By the late 1960s, Akira Kurosawa was in the midst of a creative crisis having spent two years working on the Japanese segments of the Hollywood war film Tora! Tora! Tora before he was eventually let go by the parsimonious US producers who feared he was spending too much money and making too little progress. Meanwhile, the studio system which had supported his career was collapsing and could no longer offer the kinds of budgets necessary for his personal brand of epic cinema. Teaming up with Masaki Kobayashi, Kon Ichikawa, and Keisuke Kinoshita, he formed the Club of the Four Knights production company but the first and only film they produced, Dodes’kaden (どですかでん), was not perhaps the kind of film many were expecting.
Inspired by a novel by Shugoro Yamamoto, the film like The Lower Depths focuses on a small community living in a slum only in this case on the edge of the modern city. Shot in classical 4:3, it was also Kurosawa’s first foray into colour and makes the most of his painterly eye with its surrealist backdrops and exaggerated sunsets. Once again there is the feeling that these people are already dead or trapped in a kind of purgatory unable to escape their desperate suffering, the slum as much of a mindset as a physical place. “Life is nothing but pain to me” one man claims, stating his hope that he die as quickly as possible while relating the sad story of his life: falling into depression when his sons were killed in the war and losing his wife, business, and finally home to the Tokyo air raids. Yet he is reminded that his family live on in him as long as he does and to kill himself is to kill them too, rediscovering a desire to survive even in his suffering.
Another man, Hei (Hiroshi Akutagawa), dresses in a soldier’s uniform and wanders around like a zombie with, as one person puts it, the eyes of a dead man. Later a woman comes to find him, but he is seemingly unable to reawaken himself and move on from his trauma, now numbed to life, an already spent force. A young woman, Katsuko (Tomoko Yamazaki), is little different. Never speaking she has been raised by her uncle who begins sexually abusing her while her aunt is in hospital. She says that she wants to die, stabbing the only boy who showed her kindness because she feared he’d forget her.
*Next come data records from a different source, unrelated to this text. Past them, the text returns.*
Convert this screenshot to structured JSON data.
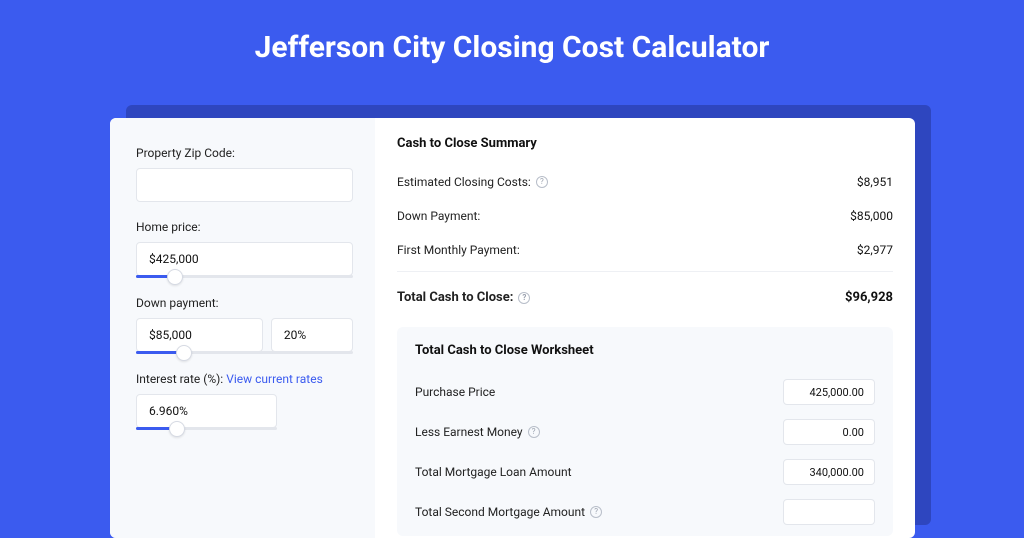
{
  "title": "Jefferson City Closing Cost Calculator",
  "form": {
    "zip_label": "Property Zip Code:",
    "zip_value": "",
    "home_price_label": "Home price:",
    "home_price_value": "$425,000",
    "home_price_slider_pct": 18,
    "down_payment_label": "Down payment:",
    "down_payment_value": "$85,000",
    "down_payment_pct_value": "20%",
    "down_payment_slider_pct": 22,
    "interest_label": "Interest rate (%):",
    "interest_link": "View current rates",
    "interest_value": "6.960%",
    "interest_slider_pct": 29
  },
  "summary": {
    "title": "Cash to Close Summary",
    "rows": {
      "closing_costs_label": "Estimated Closing Costs:",
      "closing_costs_value": "$8,951",
      "down_payment_label": "Down Payment:",
      "down_payment_value": "$85,000",
      "first_payment_label": "First Monthly Payment:",
      "first_payment_value": "$2,977",
      "total_label": "Total Cash to Close:",
      "total_value": "$96,928"
    }
  },
  "worksheet": {
    "title": "Total Cash to Close Worksheet",
    "rows": {
      "purchase_price_label": "Purchase Price",
      "purchase_price_value": "425,000.00",
      "less_earnest_label": "Less Earnest Money",
      "less_earnest_value": "0.00",
      "mortgage_loan_label": "Total Mortgage Loan Amount",
      "mortgage_loan_value": "340,000.00",
      "second_mortgage_label": "Total Second Mortgage Amount"
    }
  }
}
These people have largely been forgotten, living almost in another era and entirely cut off from mainstream society in a kind of etherial purgatory. Like the residents of The Lower Depths, a degree of fantasy is necessary for their survival a case in point being that of a beggar and his son who live an abandoned car and fantasise about the kind of house they’d build, a vast modernist building in white with a swimming pool. Like Katsuko, the boy is let down by his father who remains the car and sends him out to beg for food, telling him off when he lights a fire to boil fish as the man at the sushi shop had told him to do insisting, with disastrous results, that as it’s pickled it doesn’t need to be cooked. The furthest out of the residents, the pair have an almost grotesque appearance, their faces tinged with a morbid green.
But then the couples living at the centre seemed to have found an antidote to despair in a surreal process of wife swapping now unable to remember whose husband is whose despite being neatly colour coded in matching outfits. A man with a nervous tic defends his grumpy yet fiercely loyal wife, and another man raises several children who may not be biologically his but are loved all the same. The old man who acts as a kind of confidant giving out advice and settling disputes through benevolent trickery has evidently learned how to live in this world and gets by as best he can while the son of the melancholy woman who runs the tempura stall drives an imaginary train through the slum the rhythm of which gives the film its name in its slow and certain progress towards nowhere at all. Heartbreakingly there are moments where the young man can hear the train in the distance, but it remains forever out of reach. Dodes’kaden didn’t do very well at the box office or with critics, its lack of success of cited as a factor in Kurosawa’s attempt to take his own life the following year, yet had perhaps set him on a new artistic course of colour and light which would define the further direction of his later career.
Dodes’ka-den screens at the BFI Southbank, London on 15th & 16th January 2023 as part of the Kurosawa season.